The ':' operator is used to indicate a range of cells. The basic syntax is upper left corner:bottom right corner.
It is possible to reference cells which are not part of the current sheet. This is done using the SHEETNAME!CELLLIST syntax, where SHEETNAME is an identifier (usually a sheet name) and CELLLIST is a regular cell reference as described in the previous sections.
Note that if SHEETNAME contains spaces, you need to quote the whole name to allow Gnumeric to group the separate words in SHEETNAME as single name. For example, you should use 'Name With Spaces'.
It is possible to reference cells in other files. The canonical form for these references is =[filename]SHEETNAME!CELLLIST. Note that, even if the name of the file contains spaces, you may not surround the filename with quotes, since these quotes would be interpreted as part of the filename.
Names are labels which have a meaning defined by the user.

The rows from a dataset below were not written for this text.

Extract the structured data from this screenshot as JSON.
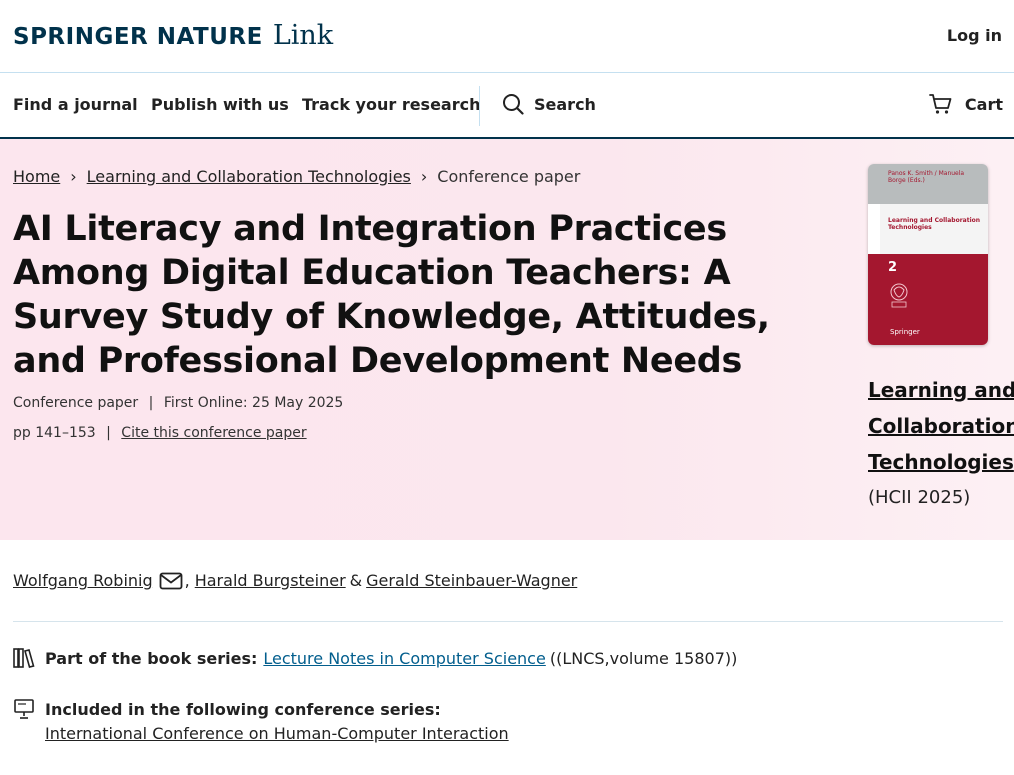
{
  "header": {
    "brand": "SPRINGER NATURE",
    "product": "Link",
    "login": "Log in"
  },
  "nav": {
    "items": [
      "Find a journal",
      "Publish with us",
      "Track your research"
    ],
    "search": "Search",
    "cart": "Cart"
  },
  "breadcrumb": {
    "home": "Home",
    "book": "Learning and Collaboration Technologies",
    "current": "Conference paper"
  },
  "article": {
    "title": "AI Literacy and Integration Practices Among Digital Education Teachers: A Survey Study of Knowledge, Attitudes, and Professional Development Needs",
    "type": "Conference paper",
    "first_online": "First Online: 25 May 2025",
    "pages": "pp 141–153",
    "cite": "Cite this conference paper"
  },
  "book": {
    "title_line1": "Learning and",
    "title_line2": "Collaboration",
    "title_line3": "Technologies",
    "subtitle": "(HCII 2025)",
    "cover": {
      "editors": "Panos K. Smith / Manuela Borge (Eds.)",
      "title": "Learning and Collaboration Technologies",
      "part": "2",
      "publisher": "Springer"
    }
  },
  "authors": {
    "list": [
      "Wolfgang Robinig",
      "Harald Burgsteiner",
      "Gerald Steinbauer-Wagner"
    ],
    "comma": ",",
    "and": "&"
  },
  "series": {
    "label": "Part of the book series:",
    "name": "Lecture Notes in Computer Science",
    "extra": "((LNCS,volume 15807))"
  },
  "conference": {
    "label": "Included in the following conference series:",
    "name": "International Conference on Human-Computer Interaction"
  },
  "colors": {
    "brand": "#01324b",
    "link": "#025e8d",
    "hero_bg": "#fce6ee",
    "cover_red": "#a4172f"
  }
}
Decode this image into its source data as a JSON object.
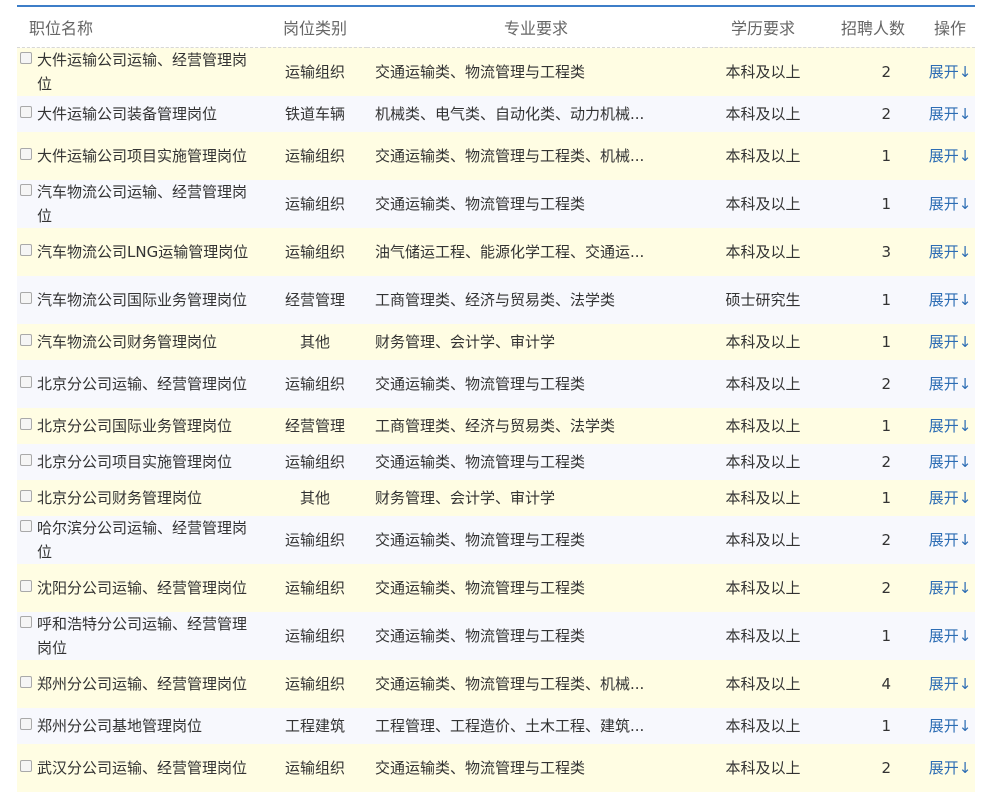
{
  "header": {
    "name": "职位名称",
    "category": "岗位类别",
    "major": "专业要求",
    "education": "学历要求",
    "count": "招聘人数",
    "action": "操作"
  },
  "rows": [
    {
      "name": "大件运输公司运输、经营管理岗位",
      "category": "运输组织",
      "major": "交通运输类、物流管理与工程类",
      "education": "本科及以上",
      "count": "2",
      "action": "展开↓"
    },
    {
      "name": "大件运输公司装备管理岗位",
      "category": "铁道车辆",
      "major": "机械类、电气类、自动化类、动力机械...",
      "education": "本科及以上",
      "count": "2",
      "action": "展开↓"
    },
    {
      "name": "大件运输公司项目实施管理岗位",
      "category": "运输组织",
      "major": "交通运输类、物流管理与工程类、机械...",
      "education": "本科及以上",
      "count": "1",
      "action": "展开↓"
    },
    {
      "name": "汽车物流公司运输、经营管理岗位",
      "category": "运输组织",
      "major": "交通运输类、物流管理与工程类",
      "education": "本科及以上",
      "count": "1",
      "action": "展开↓"
    },
    {
      "name": "汽车物流公司LNG运输管理岗位",
      "category": "运输组织",
      "major": "油气储运工程、能源化学工程、交通运...",
      "education": "本科及以上",
      "count": "3",
      "action": "展开↓"
    },
    {
      "name": "汽车物流公司国际业务管理岗位",
      "category": "经营管理",
      "major": "工商管理类、经济与贸易类、法学类",
      "education": "硕士研究生",
      "count": "1",
      "action": "展开↓"
    },
    {
      "name": "汽车物流公司财务管理岗位",
      "category": "其他",
      "major": "财务管理、会计学、审计学",
      "education": "本科及以上",
      "count": "1",
      "action": "展开↓"
    },
    {
      "name": "北京分公司运输、经营管理岗位",
      "category": "运输组织",
      "major": "交通运输类、物流管理与工程类",
      "education": "本科及以上",
      "count": "2",
      "action": "展开↓"
    },
    {
      "name": "北京分公司国际业务管理岗位",
      "category": "经营管理",
      "major": "工商管理类、经济与贸易类、法学类",
      "education": "本科及以上",
      "count": "1",
      "action": "展开↓"
    },
    {
      "name": "北京分公司项目实施管理岗位",
      "category": "运输组织",
      "major": "交通运输类、物流管理与工程类",
      "education": "本科及以上",
      "count": "2",
      "action": "展开↓"
    },
    {
      "name": "北京分公司财务管理岗位",
      "category": "其他",
      "major": "财务管理、会计学、审计学",
      "education": "本科及以上",
      "count": "1",
      "action": "展开↓"
    },
    {
      "name": "哈尔滨分公司运输、经营管理岗位",
      "category": "运输组织",
      "major": "交通运输类、物流管理与工程类",
      "education": "本科及以上",
      "count": "2",
      "action": "展开↓"
    },
    {
      "name": "沈阳分公司运输、经营管理岗位",
      "category": "运输组织",
      "major": "交通运输类、物流管理与工程类",
      "education": "本科及以上",
      "count": "2",
      "action": "展开↓"
    },
    {
      "name": "呼和浩特分公司运输、经营管理岗位",
      "category": "运输组织",
      "major": "交通运输类、物流管理与工程类",
      "education": "本科及以上",
      "count": "1",
      "action": "展开↓"
    },
    {
      "name": "郑州分公司运输、经营管理岗位",
      "category": "运输组织",
      "major": "交通运输类、物流管理与工程类、机械...",
      "education": "本科及以上",
      "count": "4",
      "action": "展开↓"
    },
    {
      "name": "郑州分公司基地管理岗位",
      "category": "工程建筑",
      "major": "工程管理、工程造价、土木工程、建筑...",
      "education": "本科及以上",
      "count": "1",
      "action": "展开↓"
    },
    {
      "name": "武汉分公司运输、经营管理岗位",
      "category": "运输组织",
      "major": "交通运输类、物流管理与工程类",
      "education": "本科及以上",
      "count": "2",
      "action": "展开↓"
    }
  ]
}
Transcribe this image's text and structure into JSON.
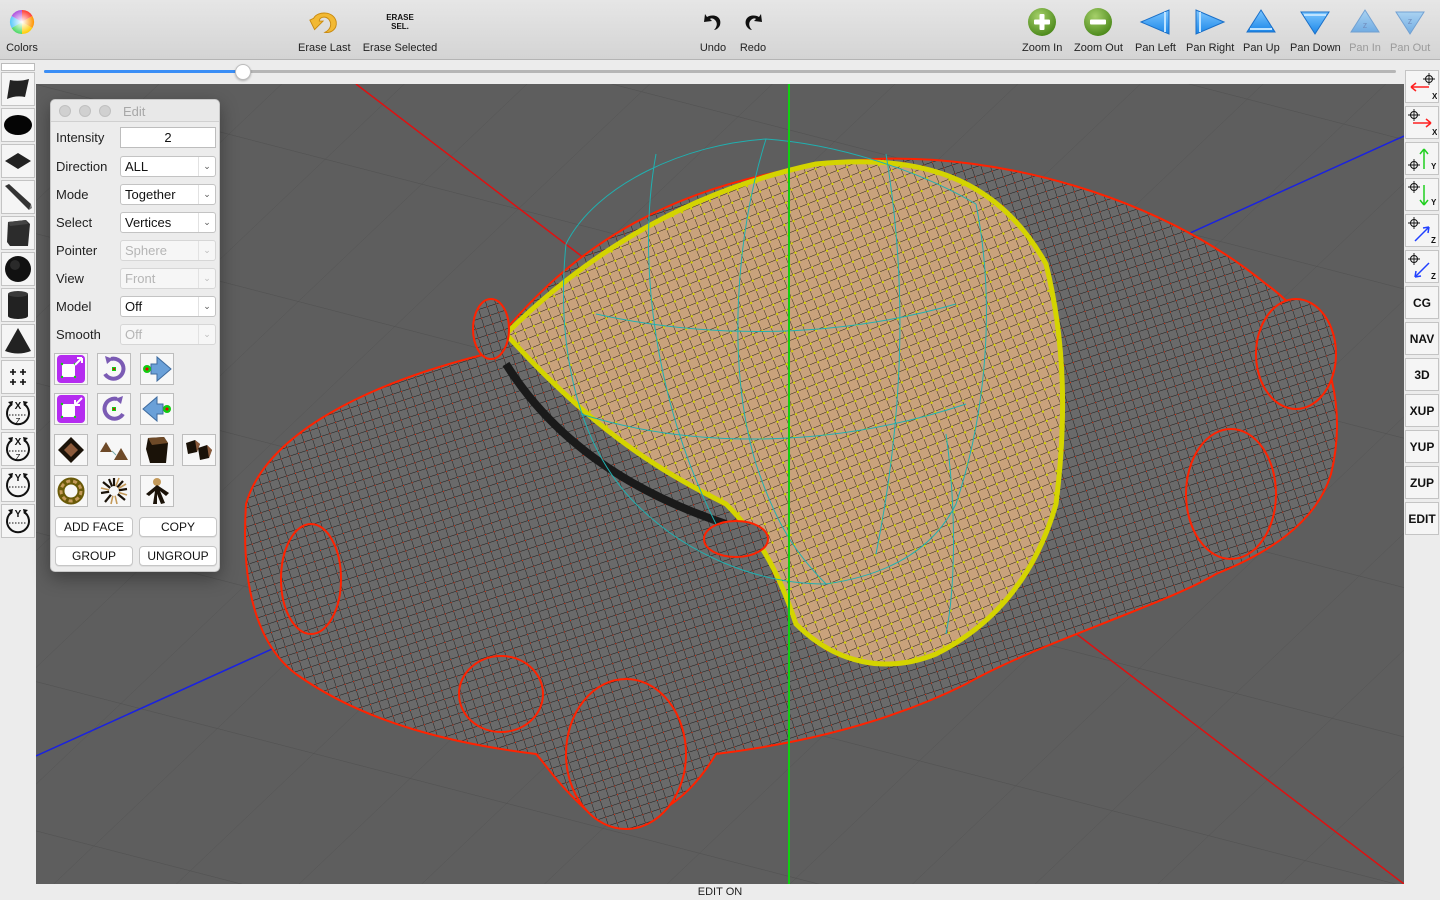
{
  "toolbar": {
    "colors": "Colors",
    "erase_last": "Erase Last",
    "erase_selected_icon_text": "ERASE SEL.",
    "erase_selected_icon_line1": "ERASE",
    "erase_selected_icon_line2": "SEL.",
    "erase_selected": "Erase Selected",
    "undo": "Undo",
    "redo": "Redo",
    "zoom_in": "Zoom In",
    "zoom_out": "Zoom Out",
    "pan_left": "Pan Left",
    "pan_right": "Pan Right",
    "pan_up": "Pan Up",
    "pan_down": "Pan Down",
    "pan_in": "Pan In",
    "pan_out": "Pan Out",
    "pan_in_glyph": "z",
    "pan_out_glyph": "z"
  },
  "slider": {
    "value_fraction": 0.147
  },
  "left_tools": [
    {
      "name": "surface-patch-tool"
    },
    {
      "name": "disc-tool"
    },
    {
      "name": "plane-tool"
    },
    {
      "name": "ramp-tool"
    },
    {
      "name": "cube-tool"
    },
    {
      "name": "sphere-tool"
    },
    {
      "name": "cylinder-tool"
    },
    {
      "name": "cone-tool"
    },
    {
      "name": "grid-points-tool",
      "glyph": "++\n++"
    },
    {
      "name": "rotate-xz-cw-tool",
      "top": "X",
      "bottom": "Z"
    },
    {
      "name": "rotate-xz-ccw-tool",
      "top": "X",
      "bottom": "Z"
    },
    {
      "name": "rotate-y-cw-tool",
      "top": "Y"
    },
    {
      "name": "rotate-y-ccw-tool",
      "top": "Y"
    }
  ],
  "right_tools": {
    "axis_buttons": [
      {
        "name": "move-neg-x",
        "axis": "X",
        "color": "#ff2020"
      },
      {
        "name": "move-pos-x",
        "axis": "X",
        "color": "#ff2020"
      },
      {
        "name": "move-pos-y",
        "axis": "Y",
        "color": "#20d020"
      },
      {
        "name": "move-neg-y",
        "axis": "Y",
        "color": "#20d020"
      },
      {
        "name": "move-pos-z",
        "axis": "Z",
        "color": "#2040ff"
      },
      {
        "name": "move-neg-z",
        "axis": "Z",
        "color": "#2040ff"
      }
    ],
    "text_buttons": [
      "CG",
      "NAV",
      "3D",
      "XUP",
      "YUP",
      "ZUP",
      "EDIT"
    ]
  },
  "edit_panel": {
    "title": "Edit",
    "fields": {
      "intensity": {
        "label": "Intensity",
        "value": "2"
      },
      "direction": {
        "label": "Direction",
        "value": "ALL",
        "enabled": true
      },
      "mode": {
        "label": "Mode",
        "value": "Together",
        "enabled": true
      },
      "select": {
        "label": "Select",
        "value": "Vertices",
        "enabled": true
      },
      "pointer": {
        "label": "Pointer",
        "value": "Sphere",
        "enabled": false
      },
      "view": {
        "label": "View",
        "value": "Front",
        "enabled": false
      },
      "model": {
        "label": "Model",
        "value": "Off",
        "enabled": true
      },
      "smooth": {
        "label": "Smooth",
        "value": "Off",
        "enabled": false
      }
    },
    "buttons": {
      "add_face": "ADD FACE",
      "copy": "COPY",
      "group": "GROUP",
      "ungroup": "UNGROUP"
    }
  },
  "viewport": {
    "colors": {
      "background": "#5e5e5e",
      "x_axis": "#e01010",
      "y_axis": "#10d010",
      "z_axis": "#1020e0",
      "mesh_wire": "#111111",
      "vertex_points": "#ff2200",
      "selection": "#d4d400",
      "pointer_sphere": "#20b0b0"
    }
  },
  "status": {
    "text": "EDIT ON"
  }
}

Names can be defined to apply to a whole workbook or to a particular sheet in a workbook. Names can refer to a numeric value, to a particular range of cells, or to part of a formula. The name can be used wherever its meaning could otherwise be used.
If myCellRange is defined as '$A$1:$B$500' and my_E_Constant is defined as 2.71828182845 then we can have:
=VLOOKUP(C1, "gnu", myCellRange, 2, 0) =LN(my_E_Constant) =SUM(myCellRange, my_E_Constant)
Names are defined using the Insert Name dialog. This allows manipulation of all the names in the related workbook. A name can have any form except that it cannot consist of a number, of the name of a sheet or of that of a function, since this would cause confusion.
In addition to the names defined by the user, Gnumeric has some pre-defined names for useful elements. These are:
It is periodically useful or necessary to have an expression return a matrix rather than a single value. The first example most people think of are matrix operations such as multiplication, transpose, and inverse. A less obvious usage is for data retrieval routines (databases, realtime data-feeds) or functions with vector results (yield curve calculations).
Solely for compatibility with Excel and ODF files, Gnumeric supports various database functions: DAVERAGE , DCOUNT , DCOUNTA , DGET , DMAX , DMIN , DPRODUCT , DSTDEV , DSTDEVP , DSUM , DVAR and DVARP .
Since these functions are quite restrictive on the criteria that can be used, it is often easier to use array functions as described in Section 188.8.131.52 ― Array Formulas. Array functions are also useful in the case that a specific database function does not exist:
As shown in Figure 5-2, instead of using (the non-existing) function DMEDIAN one can use the alternative expression median(if(A1:A20="AA",B1:B20)) entered as an array function as described in Section 184.108.40.206 ― Array Formulas. Multiple conditions can be combined using multiplication to obtain AND and addition to obtain OR as in median(if((A1:A20="AA")+(C1:C20="BB"),B1:B20)). Using defined names as introduced in Section 220.127.116.11 ― Names for A1:A20 and B1:B20 can make this code very flexible and readable.
In this case we can not use use if(OR(A1:A20="AA",C1:C20="BB"),...) since the OR function would be applied to all 40 equality tests rather than each of the 20 pairs of equality tests.